Jerry Falwell Jr., president of Liberty University and son of the late religious right leader, had just urged students at the Virginia school to get concealed weapon permits with the following words: “I’ve always thought that if more good people had concealed-carry permits, then we could end those Muslims before they walked in ...and killed them.”
The online appeal questions calls to further arm the public and urges Christians not to follow candidates who the writers contend are “demonizing the refugee and immigrant.”
“If we follow them we will turn from following Jesus who was once a refugee in a foreign land, and we will ignore the rich biblical injunctions to welcome the stranger.”
The appeal eschews calls for building a “wall of geographical security” and pleads for pledges to “work for systems of security that guard human dignity and protect the vulnerable as well as the strong.”
Within a few days of its posting, more than 1,300 signatures were attached to the appeal.

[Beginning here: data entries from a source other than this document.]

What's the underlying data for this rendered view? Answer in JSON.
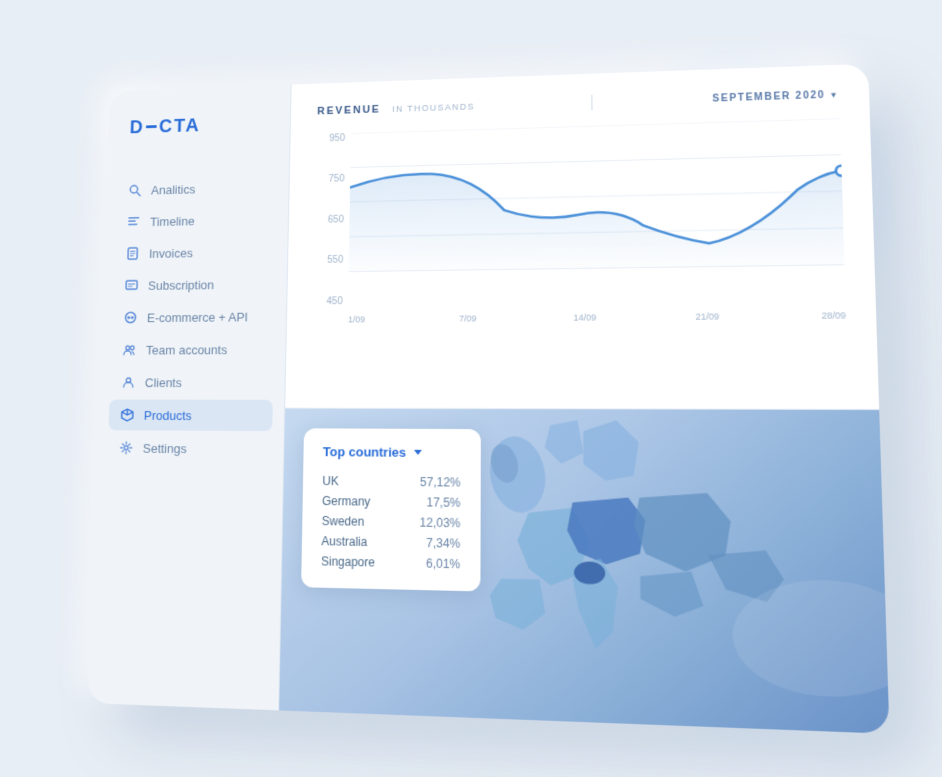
{
  "app": {
    "name": "DECTA"
  },
  "sidebar": {
    "nav_items": [
      {
        "id": "analytics",
        "label": "Analitics",
        "icon": "search",
        "active": false
      },
      {
        "id": "timeline",
        "label": "Timeline",
        "icon": "timeline",
        "active": false
      },
      {
        "id": "invoices",
        "label": "Invoices",
        "icon": "invoices",
        "active": false
      },
      {
        "id": "subscription",
        "label": "Subscription",
        "icon": "subscription",
        "active": false
      },
      {
        "id": "ecommerce",
        "label": "E-commerce + API",
        "icon": "ecommerce",
        "active": false
      },
      {
        "id": "team",
        "label": "Team accounts",
        "icon": "team",
        "active": false
      },
      {
        "id": "clients",
        "label": "Clients",
        "icon": "clients",
        "active": false
      },
      {
        "id": "products",
        "label": "Products",
        "icon": "products",
        "active": true
      },
      {
        "id": "settings",
        "label": "Settings",
        "icon": "settings",
        "active": false
      }
    ]
  },
  "revenue_chart": {
    "title": "REVENUE",
    "subtitle": "IN THOUSANDS",
    "period": "SEPTEMBER 2020",
    "period_selector": "▼",
    "y_labels": [
      "950",
      "750",
      "650",
      "550",
      "450"
    ],
    "x_labels": [
      "1/09",
      "7/09",
      "14/09",
      "21/09",
      "28/09"
    ],
    "line_color": "#4a90d9"
  },
  "map_panel": {
    "title": "Top countries",
    "countries": [
      {
        "name": "UK",
        "pct": "57,12%"
      },
      {
        "name": "Germany",
        "pct": "17,5%"
      },
      {
        "name": "Sweden",
        "pct": "12,03%"
      },
      {
        "name": "Australia",
        "pct": "7,34%"
      },
      {
        "name": "Singapore",
        "pct": "6,01%"
      }
    ]
  }
}
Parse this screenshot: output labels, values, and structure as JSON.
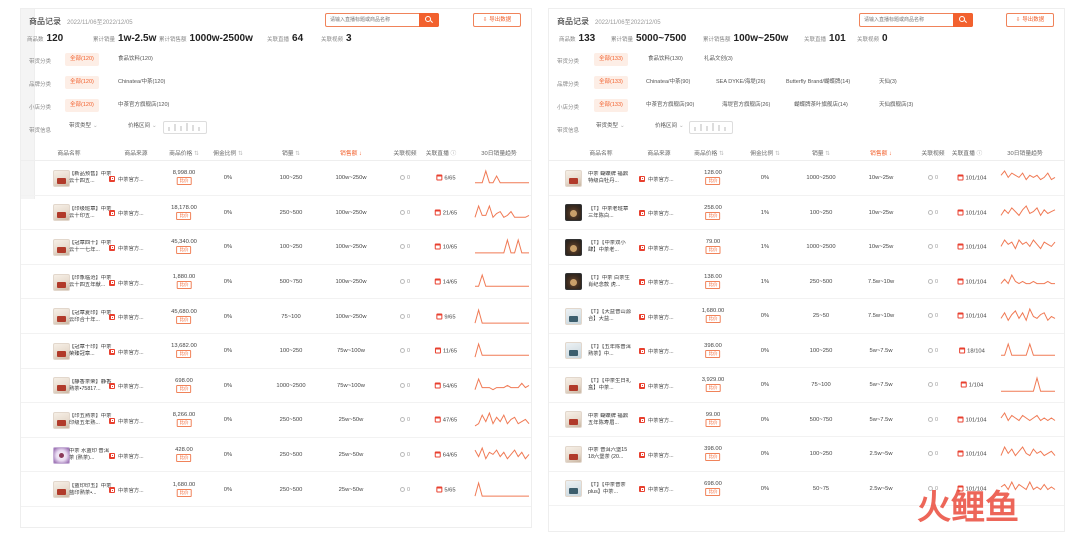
{
  "colors": {
    "accent": "#f2612e",
    "spark": "#f07a55"
  },
  "columns": [
    "商品名称",
    "商品来源",
    "商品价格",
    "佣金比例",
    "销量",
    "销售额",
    "关联视频",
    "关联直播",
    "30日销量趋势"
  ],
  "left": {
    "header": {
      "title": "商品记录",
      "date": "2022/11/06至2022/12/05",
      "search_placeholder": "请输入直播标题或商品名称",
      "export_label": "导出数据"
    },
    "stats": [
      {
        "label": "商品数",
        "value": "120"
      },
      {
        "label": "累计销量",
        "value": "1w-2.5w"
      },
      {
        "label": "累计销售额",
        "value": "1000w-2500w"
      },
      {
        "label": "关联直播",
        "value": "64"
      },
      {
        "label": "关联视频",
        "value": "3"
      }
    ],
    "filters": [
      {
        "label": "带货分类",
        "chips": [
          "全部(120)",
          "食品饮料(120)"
        ]
      },
      {
        "label": "品牌分类",
        "chips": [
          "全部(120)",
          "Chinatea/中茶(120)"
        ]
      },
      {
        "label": "小店分类",
        "chips": [
          "全部(120)",
          "中茶官方旗舰店(120)"
        ]
      },
      {
        "label": "带货信息",
        "chips": [
          "带货类型",
          "价格区间"
        ]
      }
    ],
    "rows": [
      {
        "name": "【新品预售】中茶 云十四五...",
        "src": "中茶官方...",
        "price": "8,998.00",
        "ratio": "0%",
        "sales": "100~250",
        "amount": "100w~250w",
        "video": "0",
        "live": "6/65",
        "trend": [
          2,
          2,
          2,
          9,
          2,
          2,
          6,
          2,
          2,
          2,
          2,
          2,
          2,
          2,
          2,
          2
        ]
      },
      {
        "name": "【印级班章】中茶 云十印五...",
        "src": "中茶官方...",
        "price": "18,178.00",
        "ratio": "0%",
        "sales": "250~500",
        "amount": "100w~250w",
        "video": "0",
        "live": "21/65",
        "trend": [
          2,
          8,
          3,
          3,
          8,
          2,
          4,
          5,
          2,
          3,
          5,
          2,
          2,
          2,
          2,
          3
        ]
      },
      {
        "name": "【冠章四十】中茶 云十一七年...",
        "src": "中茶官方...",
        "price": "45,340.00",
        "ratio": "0%",
        "sales": "100~250",
        "amount": "100w~250w",
        "video": "0",
        "live": "10/65",
        "trend": [
          1,
          1,
          1,
          1,
          1,
          1,
          1,
          1,
          1,
          7,
          1,
          1,
          7,
          1,
          1,
          1
        ]
      },
      {
        "name": "【印象临沧】中茶 云十四五年献...",
        "src": "中茶官方...",
        "price": "1,880.00",
        "ratio": "0%",
        "sales": "500~750",
        "amount": "100w~250w",
        "video": "0",
        "live": "14/65",
        "trend": [
          2,
          2,
          8,
          2,
          2,
          2,
          2,
          2,
          2,
          2,
          2,
          2,
          2,
          2,
          2,
          2
        ]
      },
      {
        "name": "【冠章夏印】中茶 云印合十年...",
        "src": "中茶官方...",
        "price": "45,680.00",
        "ratio": "0%",
        "sales": "75~100",
        "amount": "100w~250w",
        "video": "0",
        "live": "9/65",
        "trend": [
          1,
          8,
          1,
          1,
          1,
          1,
          1,
          1,
          1,
          1,
          1,
          1,
          1,
          1,
          1,
          1
        ]
      },
      {
        "name": "【冠章十印】中茶 荣臻冠章...",
        "src": "中茶官方...",
        "price": "13,682.00",
        "ratio": "0%",
        "sales": "100~250",
        "amount": "75w~100w",
        "video": "0",
        "live": "11/65",
        "trend": [
          1,
          8,
          2,
          2,
          2,
          2,
          2,
          2,
          2,
          2,
          2,
          2,
          2,
          2,
          2,
          2
        ]
      },
      {
        "name": "【静香茶荣】静香熟茶•75817...",
        "src": "中茶官方...",
        "price": "698.00",
        "ratio": "0%",
        "sales": "1000~2500",
        "amount": "75w~100w",
        "video": "0",
        "live": "54/65",
        "trend": [
          2,
          7,
          3,
          3,
          3,
          2,
          3,
          3,
          3,
          4,
          3,
          3,
          3,
          5,
          3,
          4
        ]
      },
      {
        "name": "【印五熟茶】中茶 印级五年熟...",
        "src": "中茶官方...",
        "price": "8,266.00",
        "ratio": "0%",
        "sales": "250~500",
        "amount": "25w~50w",
        "video": "0",
        "live": "47/65",
        "trend": [
          1,
          2,
          6,
          3,
          7,
          2,
          5,
          3,
          6,
          2,
          4,
          5,
          2,
          3,
          4,
          2
        ]
      },
      {
        "name": "中茶 水蓝印 普洱茶 (熟茶)...",
        "src": "中茶官方...",
        "price": "428.00",
        "ratio": "0%",
        "sales": "250~500",
        "amount": "25w~50w",
        "video": "0",
        "live": "64/65",
        "trend": [
          6,
          3,
          7,
          2,
          5,
          4,
          6,
          3,
          5,
          2,
          4,
          6,
          3,
          5,
          2,
          4
        ]
      },
      {
        "name": "【蓝印印五】中茶 蓝印熟茶•...",
        "src": "中茶官方...",
        "price": "1,680.00",
        "ratio": "0%",
        "sales": "250~500",
        "amount": "25w~50w",
        "video": "0",
        "live": "5/65",
        "trend": [
          1,
          8,
          1,
          1,
          1,
          1,
          1,
          1,
          1,
          1,
          1,
          1,
          1,
          1,
          1,
          1
        ]
      }
    ]
  },
  "right": {
    "header": {
      "title": "商品记录",
      "date": "2022/11/06至2022/12/05",
      "search_placeholder": "请输入直播标题或商品名称",
      "export_label": "导出数据"
    },
    "stats": [
      {
        "label": "商品数",
        "value": "133"
      },
      {
        "label": "累计销量",
        "value": "5000~7500"
      },
      {
        "label": "累计销售额",
        "value": "100w~250w"
      },
      {
        "label": "关联直播",
        "value": "101"
      },
      {
        "label": "关联视频",
        "value": "0"
      }
    ],
    "filters": [
      {
        "label": "带货分类",
        "chips": [
          "全部(133)",
          "食品饮料(130)",
          "礼品文创(3)"
        ]
      },
      {
        "label": "品牌分类",
        "chips": [
          "全部(133)",
          "Chinatea/中茶(90)",
          "SEA DYKE/海堤(26)",
          "Butterfly Brand/蝴蝶牌(14)",
          "天仙(3)"
        ]
      },
      {
        "label": "小店分类",
        "chips": [
          "全部(133)",
          "中茶官方旗舰店(90)",
          "海堤官方旗舰店(26)",
          "蝴蝶牌茶叶旗舰店(14)",
          "天仙旗舰店(3)"
        ]
      },
      {
        "label": "带货信息",
        "chips": [
          "带货类型",
          "价格区间"
        ]
      }
    ],
    "rows": [
      {
        "name": "中茶 蝴蝶牌 福鼎特级白牡丹...",
        "src": "中茶官方...",
        "price": "128.00",
        "ratio": "0%",
        "sales": "1000~2500",
        "amount": "10w~25w",
        "video": "0",
        "live": "101/104",
        "trend": [
          5,
          7,
          4,
          6,
          5,
          4,
          6,
          3,
          5,
          4,
          5,
          3,
          4,
          6,
          3,
          4
        ]
      },
      {
        "name": "【T】中茶老班章三年陈白...",
        "src": "中茶官方...",
        "price": "258.00",
        "ratio": "1%",
        "sales": "100~250",
        "amount": "10w~25w",
        "video": "0",
        "live": "101/104",
        "trend": [
          3,
          6,
          4,
          7,
          5,
          3,
          6,
          8,
          4,
          5,
          7,
          3,
          6,
          4,
          5,
          6
        ]
      },
      {
        "name": "【T】【中茶双小肆】中茶老...",
        "src": "中茶官方...",
        "price": "79.00",
        "ratio": "1%",
        "sales": "1000~2500",
        "amount": "10w~25w",
        "video": "0",
        "live": "101/104",
        "trend": [
          4,
          7,
          5,
          6,
          3,
          7,
          5,
          6,
          4,
          7,
          5,
          3,
          6,
          5,
          4,
          6
        ]
      },
      {
        "name": "【T】中茶 白茶生肖纪念款 虎...",
        "src": "中茶官方...",
        "price": "138.00",
        "ratio": "1%",
        "sales": "250~500",
        "amount": "7.5w~10w",
        "video": "0",
        "live": "101/104",
        "trend": [
          3,
          5,
          3,
          7,
          4,
          3,
          4,
          3,
          3,
          4,
          3,
          3,
          3,
          4,
          3,
          3
        ]
      },
      {
        "name": "【T】【大益普山源合】大益...",
        "src": "中茶官方...",
        "price": "1,680.00",
        "ratio": "0%",
        "sales": "25~50",
        "amount": "7.5w~10w",
        "video": "0",
        "live": "101/104",
        "trend": [
          3,
          6,
          2,
          5,
          7,
          3,
          6,
          2,
          8,
          4,
          3,
          5,
          6,
          2,
          4,
          3
        ]
      },
      {
        "name": "【T】【五年陈普洱熟茶】中...",
        "src": "中茶官方...",
        "price": "398.00",
        "ratio": "0%",
        "sales": "100~250",
        "amount": "5w~7.5w",
        "video": "0",
        "live": "18/104",
        "trend": [
          2,
          2,
          8,
          2,
          2,
          2,
          2,
          2,
          8,
          2,
          2,
          2,
          2,
          2,
          2,
          2
        ]
      },
      {
        "name": "【T】【中茶生日礼盒】中茶...",
        "src": "中茶官方...",
        "price": "3,929.00",
        "ratio": "0%",
        "sales": "75~100",
        "amount": "5w~7.5w",
        "video": "0",
        "live": "1/104",
        "trend": [
          1,
          1,
          1,
          1,
          1,
          1,
          1,
          1,
          1,
          1,
          9,
          1,
          1,
          1,
          1,
          1
        ]
      },
      {
        "name": "中茶 蝴蝶牌 福鼎五年陈寿眉...",
        "src": "中茶官方...",
        "price": "99.00",
        "ratio": "0%",
        "sales": "500~750",
        "amount": "5w~7.5w",
        "video": "0",
        "live": "101/104",
        "trend": [
          4,
          6,
          3,
          5,
          4,
          3,
          5,
          4,
          3,
          4,
          5,
          3,
          4,
          3,
          4,
          3
        ]
      },
      {
        "name": "中茶 普洱六堡15 18六堡茶 (20...",
        "src": "中茶官方...",
        "price": "398.00",
        "ratio": "0%",
        "sales": "100~250",
        "amount": "2.5w~5w",
        "video": "0",
        "live": "101/104",
        "trend": [
          3,
          7,
          4,
          6,
          3,
          5,
          7,
          4,
          3,
          6,
          4,
          5,
          3,
          4,
          5,
          3
        ]
      },
      {
        "name": "【T】【中茶普茶plus】中茶...",
        "src": "中茶官方...",
        "price": "698.00",
        "ratio": "0%",
        "sales": "50~75",
        "amount": "2.5w~5w",
        "video": "0",
        "live": "101/104",
        "trend": [
          4,
          5,
          3,
          6,
          3,
          5,
          4,
          3,
          6,
          3,
          4,
          3,
          5,
          3,
          4,
          3
        ]
      }
    ]
  },
  "watermark": {
    "text": "火鲤鱼"
  }
}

By early evening Thursday, 2,161 names were posted below the appeal. The list includes prominent seminary presidents and scholars, small-town and big-city clergy — some of whom are from Triangle churches. The letter, which has been circulated mostly in religion publications, also has been signed by lay leaders and others from a number of different religious organizations and denominations.
William Willimon, a theologian, professor at Duke Divinity School and bishop in the United Methodist Church, described his reasons for signing the letter in a post at ministrymatters.com.
“Like many other United Methodists, I have been concerned by the barrage of political rhetoric we have been subjected to in the past few weeks,” Willimon wrote on Dec. 11. “I’ve received some great sermons from pastors attempting to help their congregations think like Christians about matters of terrorism, immigration and our responsibility to our sisters and brothers in other faiths. Of particular concern is that some candidates are invoking, in utterly inappropriate ways, the Christian faith as a rationale for their words and deeds.”
Bob Dunham, pastor of University Presbyterian Church in Chapel Hill, also has signed the appeal, as have many other Triangle Presbyterian leaders.
Dunham was in on the initial e-mail exchange with Clarke, who first circulated an appeal for action.
“My issue is I don’t think as Christians in this country, we can let other people speak for the Christian church without challenging their assumptions,” Dunham said.
Excerpts from the appeal
“Because of fear we have armed ourselves beyond all reason and beyond reasonable restrictions. Politicians and too many in the media rush to stigmatize mentally disturbed people as if they were the source of all violence, promoting the illusion that more assault weapons in our homes and in our public places will make us safe. If we follow their lead and believe their illusions, we will not only live in the midst of growing violence but will also abandon our commitment to the Prince of Peace.”
“Because of fear our politicians and too many in the media try to win our votes for themselves or their candidates by demonizing the refugee and immigrant. If we follow them we will turn from following Jesus who was once a refugee in a foreign land, and we will ignore the rich biblical injunctions to welcome the stranger. We resist such enticements and pledge to be advocates for laws that regulate in a just and orderly manner the flow of refugees and immigrants.”
“As Christians we call ourselves and our Christian brothers and sisters in the U. S. to reject these temptations that are being promoted among us. There is too much at stake for easy blasphemy. Let us resist publicly all politicians and leaders who exploit fear and pride. Let us help shape the character of our much loved land not by an abandonment of our most cherished Christian convictions but by following the counsel of the Prophet Micah--to act justly and to love mercy and to walk humbly with our God.”